Ambrose Young was beautiful. He was tall and muscular, with hair that touched his shoulders and eyes that burned right through you. The kind of beautiful that graced the covers of romance novels, and Fern Taylor would know. She'd been reading them since she was thirteen. But maybe because he was so beautiful he was never someone Fern thought she could have...until he wasn't beautiful anymore.
Making Faces is the story
of a small town where five young men go off to war, and only one comes
back. It is the story of loss. Collective loss, individual loss, loss
of beauty, loss of life, loss of identity. It is the tale of one girl's
love for a broken boy, and a wounded warrior's love for an unremarkable
girl. This is a story of friendship that overcomes heartache, heroism
that defies the common definitions, and a modern tale of Beauty and the
Beast, where we discover that there is a little beauty and a little
beast in all of us.
Comment: I knew about this book because of one of my book clubs. This was th book chosen for this month and despite not being something I usually go to, it has YA parts included, I still decided to honor the commitment and give it a try. I'm glad I did because the story is very good.
Ambrose Young has it all, he's gorgeous, friendly, successful and popular in his high school. After 9/11 and a fright he wasn't counting on, he looks at his life and thinks he must do something, so when school ends, he convinces his 4 best friends to join the army. But the outcome isn't perfect at all.
Fern Taylor has had a crush on Ambrose since he helped her and her cousin to bury a spider. But when she tries to help a friend to conquer him through an old fashioned letter exchange, she couldn't imagine the lessons and struggles she would face for him and with him...
I really liked this story, much more than what I imagined. It has some YA parts but thankfully those aren't about love ever after. I have a hard time believing the forever kind of love in young adults who don't always - if ever - weight in what true love and dedication entails. Anyway, that didn't happen here, although there's a start up base to the rest of the story which we see in the beginning.
The majority of the story is what everyone now says is new adult. Ambrose and Fern are young when their story happens, but I have to say there are mitigating reasons for why their story feels mature and well thought, opposed so many YA novels out there.
Fern has always took care of her cousin Bailey, who was born with a disease that makes it impossible to walk or to even move his arms. She has an old view of the world with reality so obvious in her life. The fact she isn't beautiful like most people also helped her to construct an idea of herself which stopped her from being vacant and self absorbed. So, in a way, she's mature for her age. And she likes o read, so...

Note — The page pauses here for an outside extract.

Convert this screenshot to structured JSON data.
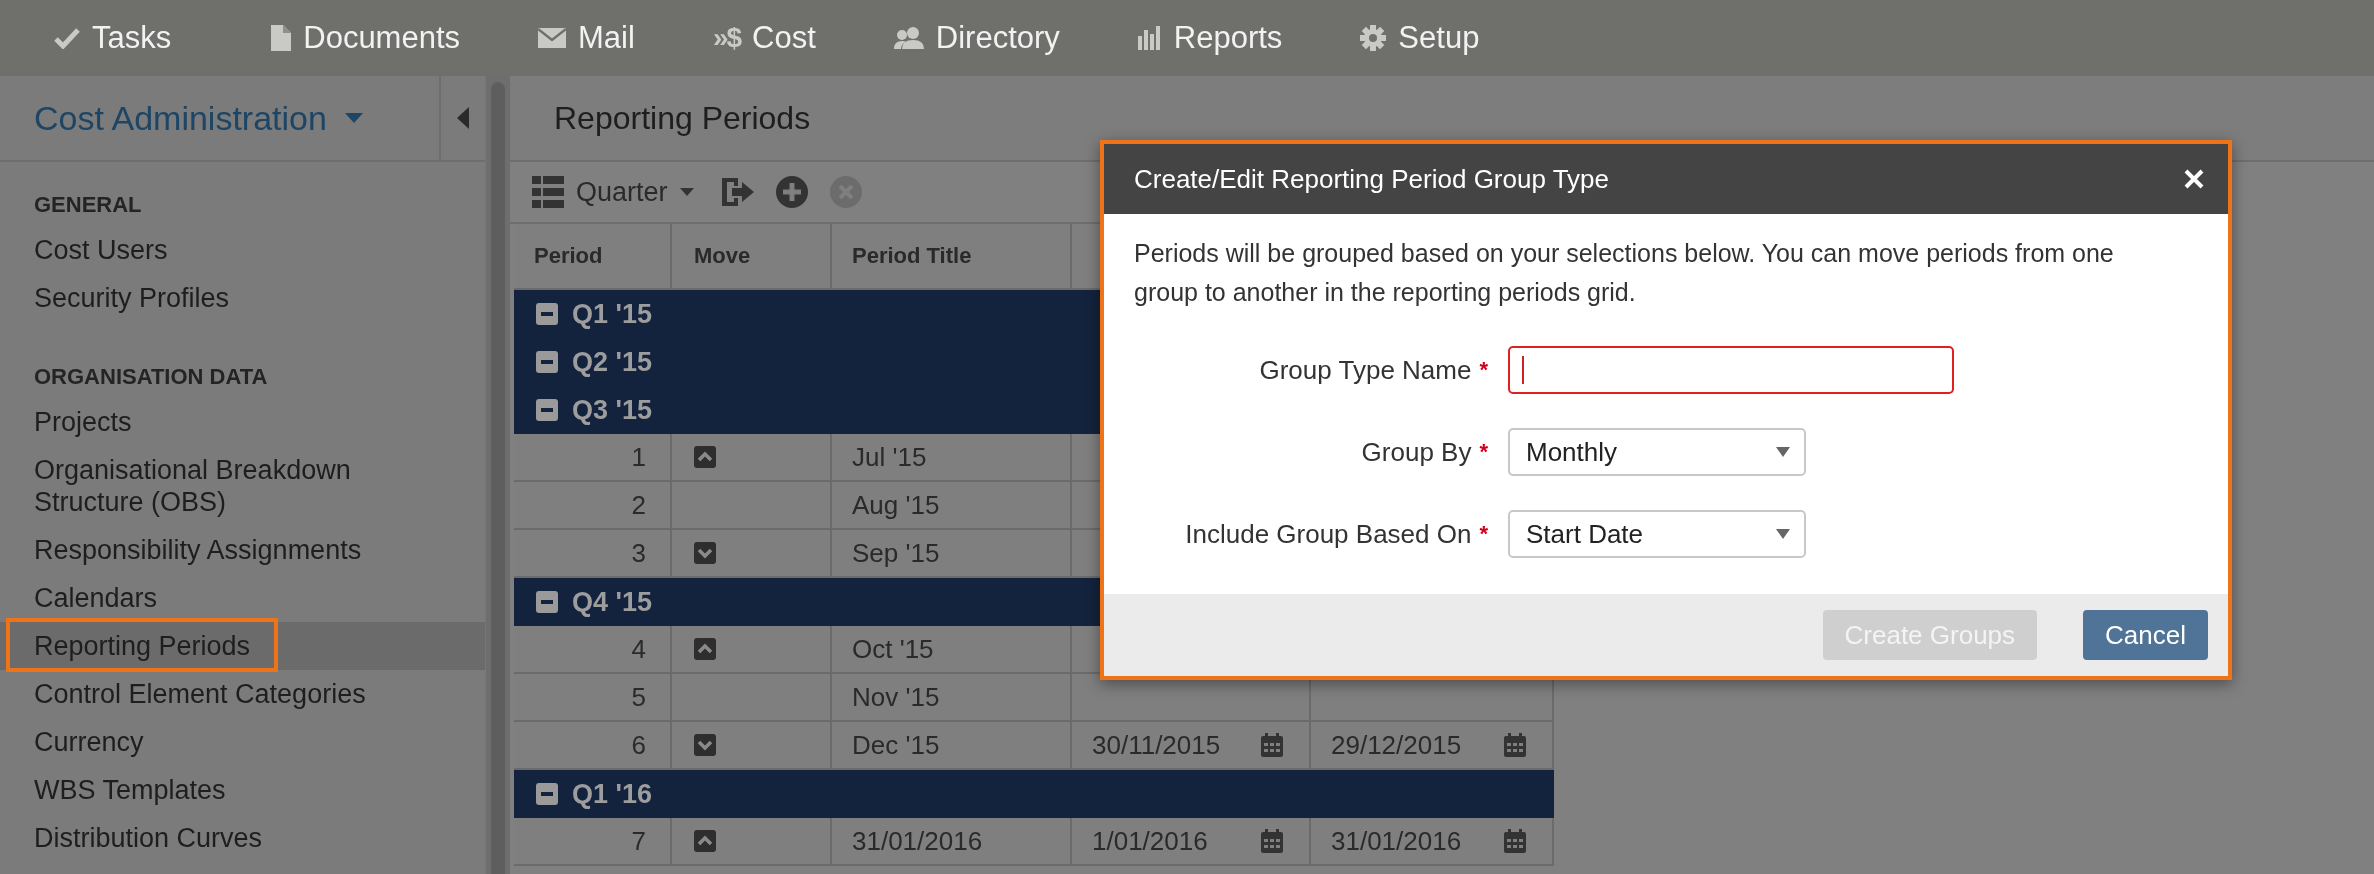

Ambrose has a loving father, who isn't his biological father but that doesn't stop him from recognizing the good man he is and how lucky he is to have him and to have his support. Of course, this shaped his view of the world but he isn't an angry, impulsive guy. He tries to be fair and do the right thing. I think he felt a bit too perfect at times, but his impulsive action made things so uncomfortable and wrong that it's almost like he is paying for the time he didn't think things all the way. Although this can be debated, after all, serving one's nation is seen as something worthy.
It's obvious there's a lot of tears on this book's path and be prepared for it. I think the author was very clever because she dosed the emotion and the negativity very well, in a way that wasn't over the top and too hard to overcome. Things hurt and things are bad here and there, but there's this sense of optimism and the reader kind of gets ready to see it happen because the plot makes it happen that way. So, despite the huge avalanche of emotion, it's not unbearable because of the good things we see happening and being told a lot of the time.

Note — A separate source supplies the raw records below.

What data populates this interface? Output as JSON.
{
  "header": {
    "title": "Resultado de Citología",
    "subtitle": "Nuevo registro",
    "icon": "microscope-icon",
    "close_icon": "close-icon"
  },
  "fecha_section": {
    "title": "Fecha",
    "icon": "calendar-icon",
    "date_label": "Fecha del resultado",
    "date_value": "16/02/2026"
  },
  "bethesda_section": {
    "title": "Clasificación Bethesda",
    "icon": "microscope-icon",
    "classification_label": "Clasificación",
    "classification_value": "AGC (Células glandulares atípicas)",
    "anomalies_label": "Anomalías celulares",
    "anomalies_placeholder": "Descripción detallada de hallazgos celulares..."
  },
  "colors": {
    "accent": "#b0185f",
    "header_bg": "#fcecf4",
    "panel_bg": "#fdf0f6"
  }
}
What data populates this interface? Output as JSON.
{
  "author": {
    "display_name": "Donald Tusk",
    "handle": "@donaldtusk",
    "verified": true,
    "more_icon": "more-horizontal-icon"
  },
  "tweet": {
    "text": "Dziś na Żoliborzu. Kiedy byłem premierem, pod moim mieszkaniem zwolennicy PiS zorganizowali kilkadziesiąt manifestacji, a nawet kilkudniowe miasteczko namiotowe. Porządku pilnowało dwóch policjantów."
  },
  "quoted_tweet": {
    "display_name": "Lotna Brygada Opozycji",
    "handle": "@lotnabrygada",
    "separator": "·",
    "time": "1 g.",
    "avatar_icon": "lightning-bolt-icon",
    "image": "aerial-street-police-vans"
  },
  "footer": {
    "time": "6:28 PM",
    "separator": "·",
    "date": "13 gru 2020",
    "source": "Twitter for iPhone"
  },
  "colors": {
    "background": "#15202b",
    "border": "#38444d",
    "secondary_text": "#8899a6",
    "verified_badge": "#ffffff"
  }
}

There are some ideas about beauty and worth and how one can be what one needs instead of just being what other think. I liked the ideas inserted in to the plot quite a lot, and also how they were dealt with.
The romance is cute. It starts innocent, letters exchanging, sort of, and their personality complement each other When it has to, the support they both take from the other helps them appreciate what they were given, especially Ambrose. I think the HEA was believable and the focus was mostly on the sweetness and the friendship. The epilogue is full of hope and the stamp of approval for their relationship. But the actual story isn't rushed or too sugary.
I liked the story and despite my tears and personal little ideas about what to change, I can't say the author didn't do a good job, because she did. I feel humbled when I get a book I thought I wouldn't enjoy much, but end up liking a lot after all, even more so when it has elements I usually can't stand (like YA). This happened here and I'm quite glad to have read it. The writing feels a bit young at times, but I guess it's part of the whole deal. In the end, it had strength and a purpose, it worked out really well. Very good story!